Although this play results in a sack, look how he breaks multiple tackles:
He has this shiftiness about him in the pocket that makes him tough to bring down. Hopefully, he has learned to use that to his advantage more and throw the ball away instead of a massive loss of yardage, especially when up by 35 points.
A very underrated part of this quarterback competition could be how Milton and McCaffrey use their legs. This could be what won Joe Milton the job, especially with his abilities a sa runner near the goal-line.
Both of his rushing touchdowns in Ann Arbor came on goal-line plays. Look as he gets a naked bootleg left call and goes untouched into the endzone in the blowout win over Rutgers:

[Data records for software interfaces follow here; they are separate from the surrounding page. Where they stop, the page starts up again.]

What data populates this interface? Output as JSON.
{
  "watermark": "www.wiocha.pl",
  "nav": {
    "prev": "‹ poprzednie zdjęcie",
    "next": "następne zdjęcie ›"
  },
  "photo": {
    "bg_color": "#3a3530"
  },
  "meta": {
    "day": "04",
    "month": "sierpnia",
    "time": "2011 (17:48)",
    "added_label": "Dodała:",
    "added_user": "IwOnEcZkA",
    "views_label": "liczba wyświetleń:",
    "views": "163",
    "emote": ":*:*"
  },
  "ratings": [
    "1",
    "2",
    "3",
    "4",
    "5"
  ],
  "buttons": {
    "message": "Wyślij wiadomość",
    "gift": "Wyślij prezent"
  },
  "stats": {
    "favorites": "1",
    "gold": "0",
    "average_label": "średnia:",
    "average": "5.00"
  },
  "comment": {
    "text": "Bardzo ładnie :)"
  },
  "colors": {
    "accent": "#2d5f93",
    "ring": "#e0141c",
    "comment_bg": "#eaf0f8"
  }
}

It may be the easiest house call of his career at Michigan. Both defenders on the edge bite on the fake and Milton waltzes in for an easy score.

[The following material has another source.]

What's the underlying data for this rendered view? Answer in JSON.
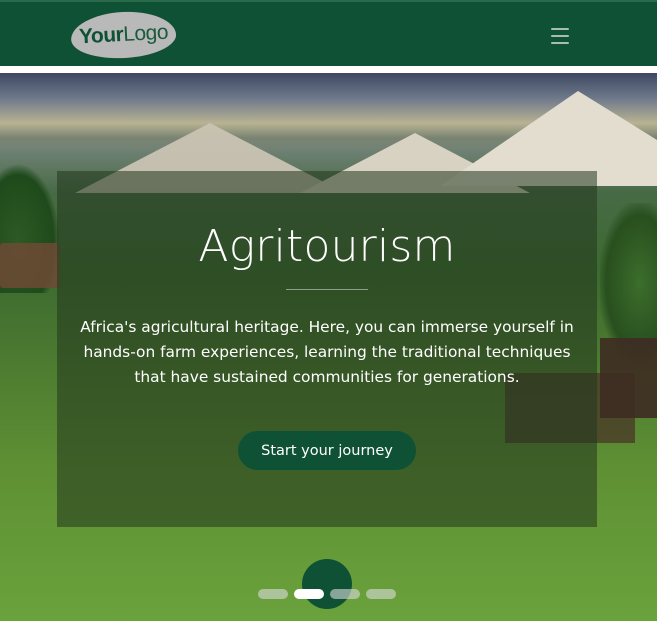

Even when it’s not so easy, Milton adds an extra dimension with his legs in the redzone. This one coming against Ohio State on a read-option run on the goal line in 2018:

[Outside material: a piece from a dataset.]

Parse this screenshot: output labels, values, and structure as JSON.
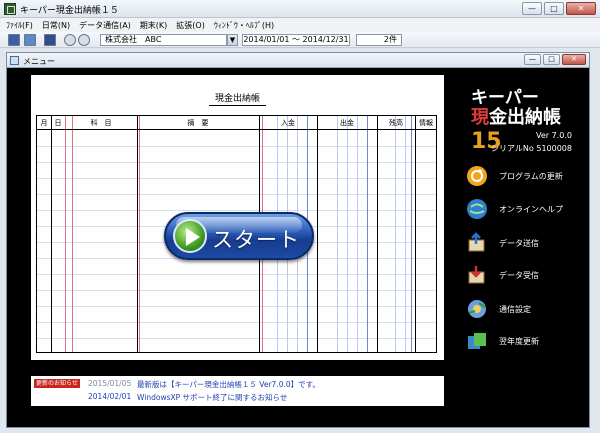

Neither Shea Patterson nor Dylan McCaffrey is getting to that edge. But Joe Milton has the speed and the athleticism to get by both and finish the drive with a score.
Everyone wants to talk about his arm strength and the potential that it shows, but I am more excited to add another element to this offense. We saw the impromptu play he made with his arm on that touchdown pass to Jackson above, but he can do it with his legs too. Watch as he flips the field on a designed run left and picks up the first on the right sideline:
After watching somewhat-dull quarterback play for the last couple of seasons, Milton will certainly provide that electricity that everyone is looking for and has legitimate star potential. He has so much God-given ability on the football field and makes some impressive and instinctual plays. It might wind up in some more frenetic quarterback play on both ends of the good and bad spectrum, but he’s going to be a heck of a lot of fun to watch in this offense.
The last time Milton was a starter he completed just 47.4-percent of his passes in his senior year of high school and threw 19 interceptions. But, he also racked up almost 4,000 passing yards and 35 touchdowns in the process. He can be one of the best quarterbacks in the country if he can overcome some questionable decision-making and accuracy issues. Which all come with time at the collegiate level.
As former Michigan quarterback Devin Gardner put it while he worked out with Milton over the pandemic, “When a guy has superior arm talent, it’s hard for coaches to coach you sometimes. Like Brett Farve … why does Farve have the most interceptions in the history of the NFL, as talented as he is? Because you get arrogant with your arm strength, you get arrogant with your arm talent, and your mechanics waiver because you get comfortable, as things just come so easy for you.”
It’s all about game reps for Milton at this point as he will continue to learn what he can/can’t do with real mistakes that alter games. Hopefully things really do come easy for the redshirt sophomore quarterback as he will lead the Wolverines in year two for Josh Gattis’ offense.